	     }  
	   }  
	 }  
   ]  
}

After creating this role run export OIDC_IAM_ROLE=<IAM role arn you created above>

- make cluster recreate the cluster with all the appropriate enviornment variables set

- make install-eks-webhook will install a webhook in that kind cluster that will enable the use of IRSA

- make e2etest will run end-to-end test against the kind cluster created via make cluster.

- After you update controller code locally, an easy way to redeploy the new controller code and re-run end-to-end test is to run:: make upgrade-local && make e2etest

Getting IRSA to work on Kind was heavily inspired by the following blog: https://reece.tech/posts/oidc-k8s-to-aws/

If you want to also test that cross account issuers are working, you will need:

- A seperate AWS account that has a role that trust the caller who kicks off the end-to-end test via the CLI, the role will need a policy with the following permissions

  • acm-pca:*: This is so the test can create a Private CA is the other account
  • ram:GetResourceShareAssociations, ram:CreateResourceShare, and ram:DeleteResourceShare: These allow the creation of a CA that can be shared with the source (caller) account
  • After creating this role you will need to run export PLUGIN_CROSS_ACCOUNT_ROLE=<name of the role you created above>. If you do not do this, you will see a message about cross account testing being skipped due to this enviornment variable not being set.

Soon these test should be automatically run on each PR, but for the time being each PR will have a core-collaborator for the project run the tests manually to ensure no regressions on the supported workflows

Contributing to the End-to-End test

The test are fairly straightforward, they will take a set of “issuer templates” (Base name for a aws-pca-issuer as well as a AWSIssuerSpec) and a set of “certificate templates” (Base name for type of certificate as well as a certificate spec). The tests will then take every certificate spec and apply it to each issuer spec.
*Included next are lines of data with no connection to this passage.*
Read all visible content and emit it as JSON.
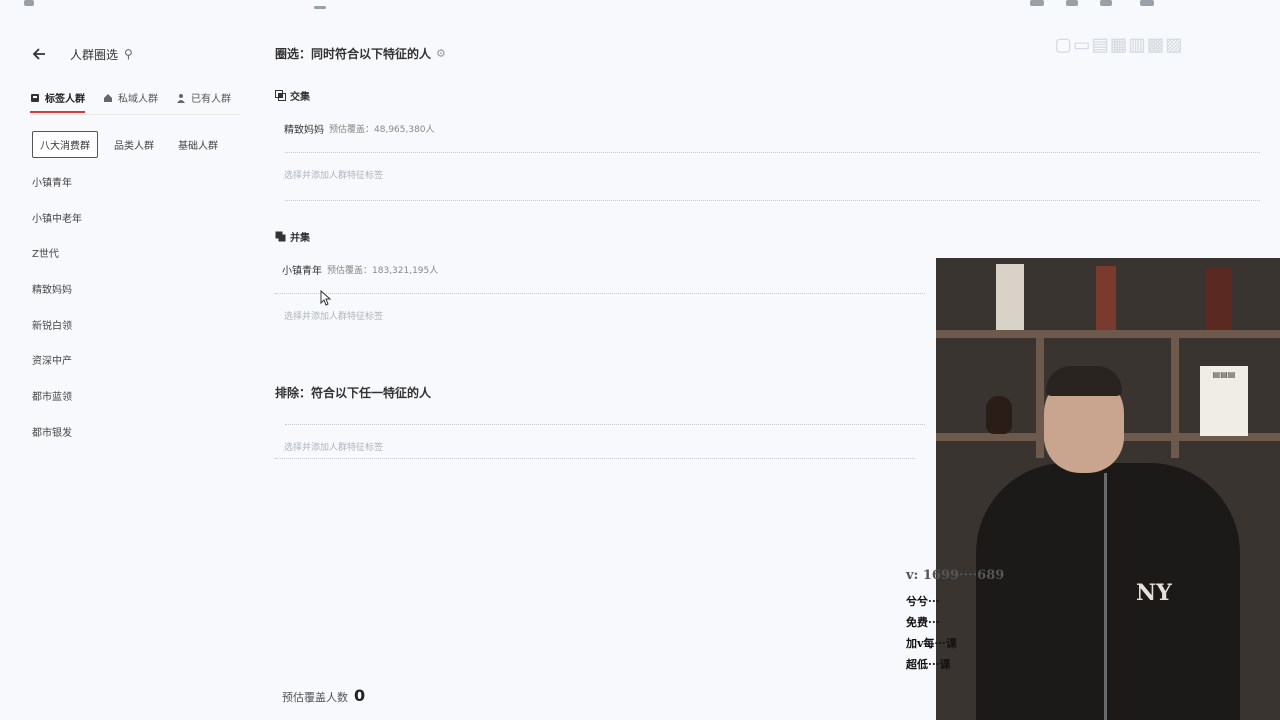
{
  "header": {
    "title": "人群圈选",
    "back_icon": "arrow-left-icon",
    "pin_icon": "pin-icon"
  },
  "tabs": [
    {
      "label": "标签人群",
      "icon": "tag-icon",
      "active": true
    },
    {
      "label": "私域人群",
      "icon": "house-icon",
      "active": false
    },
    {
      "label": "已有人群",
      "icon": "person-icon",
      "active": false
    }
  ],
  "subtabs": [
    {
      "label": "八大消费群",
      "active": true
    },
    {
      "label": "品类人群",
      "active": false
    },
    {
      "label": "基础人群",
      "active": false
    }
  ],
  "segments": [
    "小镇青年",
    "小镇中老年",
    "Z世代",
    "精致妈妈",
    "新锐白领",
    "资深中产",
    "都市蓝领",
    "都市银发"
  ],
  "main": {
    "include_title": "圈选：同时符合以下特征的人",
    "intersection": {
      "label": "交集",
      "tag_name": "精致妈妈",
      "tag_count": "预估覆盖：48,965,380人",
      "add_hint": "选择并添加人群特征标签"
    },
    "union": {
      "label": "并集",
      "tag_name": "小镇青年",
      "tag_count": "预估覆盖：183,321,195人",
      "add_hint": "选择并添加人群特征标签"
    },
    "exclude_title": "排除：符合以下任一特征的人",
    "exclude_hint": "选择并添加人群特征标签"
  },
  "footer": {
    "label": "预估覆盖人数",
    "value": "0"
  },
  "overlay": {
    "contact": "v: 1699····689",
    "lines": [
      "兮兮···",
      "免费···",
      "加v每···课",
      "超低···课"
    ]
  },
  "colors": {
    "accent": "#d63c3c",
    "background": "#f7f9fc"
  }
}
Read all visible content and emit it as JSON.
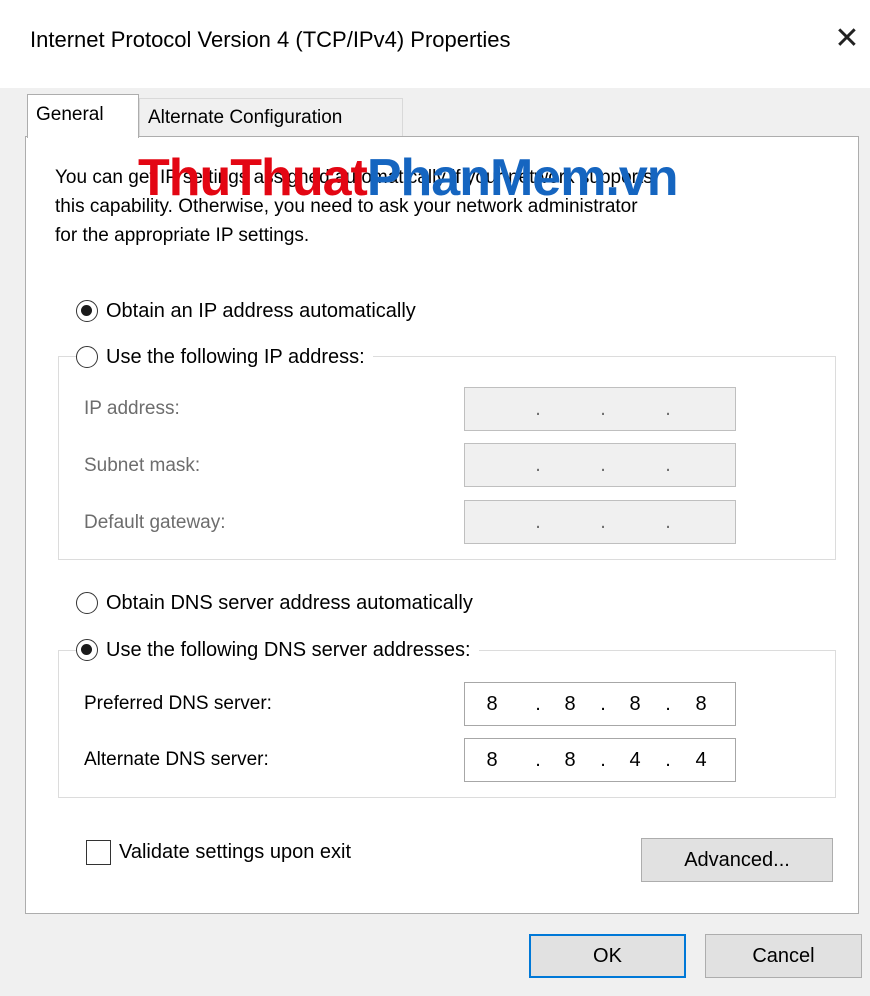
{
  "window": {
    "title": "Internet Protocol Version 4 (TCP/IPv4) Properties",
    "close_symbol": "✕"
  },
  "tabs": [
    {
      "label": "General",
      "selected": true
    },
    {
      "label": "Alternate Configuration",
      "selected": false
    }
  ],
  "intro": {
    "line1": "You can get IP settings assigned automatically if your network supports",
    "line2": "this capability. Otherwise, you need to ask your network administrator",
    "line3": "for the appropriate IP settings."
  },
  "watermark": {
    "part1": "ThuThuat",
    "part2": "PhanMem.vn"
  },
  "ip": {
    "auto_label": "Obtain an IP address automatically",
    "auto_selected": true,
    "manual_label": "Use the following IP address:",
    "manual_selected": false,
    "fields": [
      {
        "label": "IP address:",
        "value": [
          "",
          "",
          "",
          ""
        ]
      },
      {
        "label": "Subnet mask:",
        "value": [
          "",
          "",
          "",
          ""
        ]
      },
      {
        "label": "Default gateway:",
        "value": [
          "",
          "",
          "",
          ""
        ]
      }
    ]
  },
  "dns": {
    "auto_label": "Obtain DNS server address automatically",
    "auto_selected": false,
    "manual_label": "Use the following DNS server addresses:",
    "manual_selected": true,
    "fields": [
      {
        "label": "Preferred DNS server:",
        "value": [
          "8",
          "8",
          "8",
          "8"
        ]
      },
      {
        "label": "Alternate DNS server:",
        "value": [
          "8",
          "8",
          "4",
          "4"
        ]
      }
    ]
  },
  "validate": {
    "label": "Validate settings upon exit",
    "checked": false
  },
  "buttons": {
    "advanced": "Advanced...",
    "ok": "OK",
    "cancel": "Cancel"
  },
  "colors": {
    "watermark_red": "#e30613",
    "watermark_blue": "#1565c0",
    "focus_border": "#0078d7"
  },
  "icons": {
    "close": "close-icon",
    "radio": "radio-button",
    "checkbox": "checkbox"
  }
}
The test will ensure all issuers made from issuer specs reach a ready state as well as ensure that each certificate issued off a issuer reaches a ready state. The issuers with the different certificates is verified to be working for both cluster and namespace issuers.

For the most part, updating end-to-end will be updating these “issuer specs” and “certificate specs” which reside within e2e/e2e_test.go. If the test need updating beyond that, the core logic for the test is also embedded in e2e/e2e_test.go. The other files within the e2e folder are mainly utilities that shouldn’t require frequent update

Other Tests

  1. Test to ensure that the workflow laid out in the blog Setting up end-to-end TLS encryption on Amazon EKS with the new AWS Load Balancer Controller is functional. To run the test: make cluster && make install-eks-webhook && make blog-test

  2. Test that pulls down the latest release via Helm, checks that the plugin was installed correctly, with the correct version, then gets deleted correctly. To run the test make cluster && make install-eks-webhook && make helm-test

Troubleshooting

  1. Check the secret with the AWS credentials: AWS_ACCESS_KEY_ID and AWS_SECRET_ACCESS_KEY values have to be base64 encoded.

  2. If the generated CertificateRequest shows no events, it is very likely that you’re using an older version of cert-manager which doesn’t support approval check. Disable approval check at the issuer deployment.

Help & Feedback

For help, please consider the following venues (in order):

Contributing

We welcome community contributions and pull requests.

See our contribution guide for more information on how to report issues, set up a development environment, and submit code.

We adhere to the Amazon Open Source Code of Conduct.